OTTAWA — Joshua Boyle, a Canadian man who was freed in October after five years in Taliban captivity, has been arrested and charged with 15 criminal offenses, including sexual assault, uttering death threats and misleading police — all of which allegedly occurred after he returned to Canada with his family.
According to multiple Canadian media outlets, the 34-year-old made a brief appearance Wednesday in court via video link from the Ottawa-Carleton Detention Center and will remain in custody until a hearing Monday. Boyle has been jailed since an initial court appearance after his arrest on New Year's Day.
All of the offenses are alleged to have taken place in Ottawa between Oct. 14, shortly after the family returned to Canada, and Dec. 30. A court order prevents publication of any information that would identify any victims or witnesses.
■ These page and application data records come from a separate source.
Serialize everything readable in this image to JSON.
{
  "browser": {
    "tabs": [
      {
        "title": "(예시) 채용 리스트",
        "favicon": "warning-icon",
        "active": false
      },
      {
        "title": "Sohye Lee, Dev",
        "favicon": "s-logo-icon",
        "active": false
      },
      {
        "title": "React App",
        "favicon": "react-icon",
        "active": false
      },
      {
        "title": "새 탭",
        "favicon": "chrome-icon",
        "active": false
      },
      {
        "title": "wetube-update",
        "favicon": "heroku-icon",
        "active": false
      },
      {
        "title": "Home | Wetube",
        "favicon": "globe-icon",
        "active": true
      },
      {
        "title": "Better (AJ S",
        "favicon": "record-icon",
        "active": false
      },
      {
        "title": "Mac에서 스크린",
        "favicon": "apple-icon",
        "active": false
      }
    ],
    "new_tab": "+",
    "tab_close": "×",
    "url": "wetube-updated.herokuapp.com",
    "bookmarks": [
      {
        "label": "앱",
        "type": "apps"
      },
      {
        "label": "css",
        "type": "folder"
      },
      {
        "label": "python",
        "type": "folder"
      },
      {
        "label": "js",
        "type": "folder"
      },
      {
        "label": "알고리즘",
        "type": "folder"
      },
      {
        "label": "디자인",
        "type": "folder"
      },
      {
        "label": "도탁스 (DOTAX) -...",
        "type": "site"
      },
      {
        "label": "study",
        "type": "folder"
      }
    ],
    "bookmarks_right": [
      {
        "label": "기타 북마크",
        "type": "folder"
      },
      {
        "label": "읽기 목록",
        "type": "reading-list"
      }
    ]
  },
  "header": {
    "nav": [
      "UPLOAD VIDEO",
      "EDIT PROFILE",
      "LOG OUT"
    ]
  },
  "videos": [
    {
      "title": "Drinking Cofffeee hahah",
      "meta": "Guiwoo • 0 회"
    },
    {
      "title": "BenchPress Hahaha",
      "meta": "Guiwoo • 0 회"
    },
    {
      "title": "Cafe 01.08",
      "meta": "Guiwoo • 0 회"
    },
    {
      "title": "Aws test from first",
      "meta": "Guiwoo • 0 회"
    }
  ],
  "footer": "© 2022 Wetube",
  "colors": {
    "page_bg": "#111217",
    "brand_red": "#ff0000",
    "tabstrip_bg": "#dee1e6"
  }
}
Among the charges is causing an unidentified person to ingest “a noxious thing, namely Trazodone,” an antidepressant drug.
It’s the latest twist in the strange story of Boyle, the son of a Canadian tax court judge. Boyle was abducted by the Taliban-linked Haqqani network along with his pregnant American wife, Caitlan Coleman, while they were backpacking in Afghanistan's Wardak province in 2012. The couple spent the next five years as hostages, during which Coleman gave birth to three children.
Coleman, Boyle and their children were set free in Pakistan in October 2017 and flown back to Canada, but they almost immediately showed signs of stress. A week after their arrival, Coleman was rushed to the hospital with an unspecified ailment. A statement issued at the time, purportedly by Boyle’s family, said the couple was “deeply traumatized and Josh is not of clear thought as he speaks at times.”
In a statement to the Toronto Star on Tuesday after Boyle’s arrest, Coleman declined to comment on the charges but said that “ultimately it is the strain and trauma he was forced to endure for so many years and the effects that had on his mental state that is most culpable for this.” Eric Granger, Boyle’s attorney, told the Star that his client had never been in trouble with the law before, describing him as “a young man who we all know has been through a lot.”
Interviewed after the family’s liberation in October, Coleman’s father, Jim, expressed anger with his son-in-law. Jim Coleman, who lives in Stewartstown, Pa., told ABC News that “taking your pregnant wife to a very dangerous place, to me and the kind of person I am, is unconscionable.” Coleman’s parents were reportedly in Ottawa with their daughter on Monday.
It has always been unclear what Boyle and Coleman were doing in Afghanistan. In one interview, Boyle said that they had decided to travel there “to fix things.” Although he once described himself to a friend as “a hippie Mennonite love child,” Boyle had long been fascinated by radical Islam and was married for a time to Zaynab Khadr, an elder sister of Omar Khadr, a Pakistani Canadian who as a 15-year-old was arrested and charged with killing an American soldier in Afghanistan.
Omar Khadr pleaded guilty to the killing but then recanted, claiming that his confession had been coerced. He spent 10 years at the U.S. military prison at Guantanamo Bay, Cuba, before being returned to Canada in 2012. Khadr sued the Canadian government for breaching his constitutional rights and was recently awarded a settlement of 10.5 million Canadian dollars ($8.4 million) and a government apology.
Boyle and Coleman were last in the news just before Christmas, when a photo appeared on Twitter of the family visiting Prime Minister Justin Trudeau at his parliamentary office. There was no comment from Trudeau’s office after Boyle’s arrest.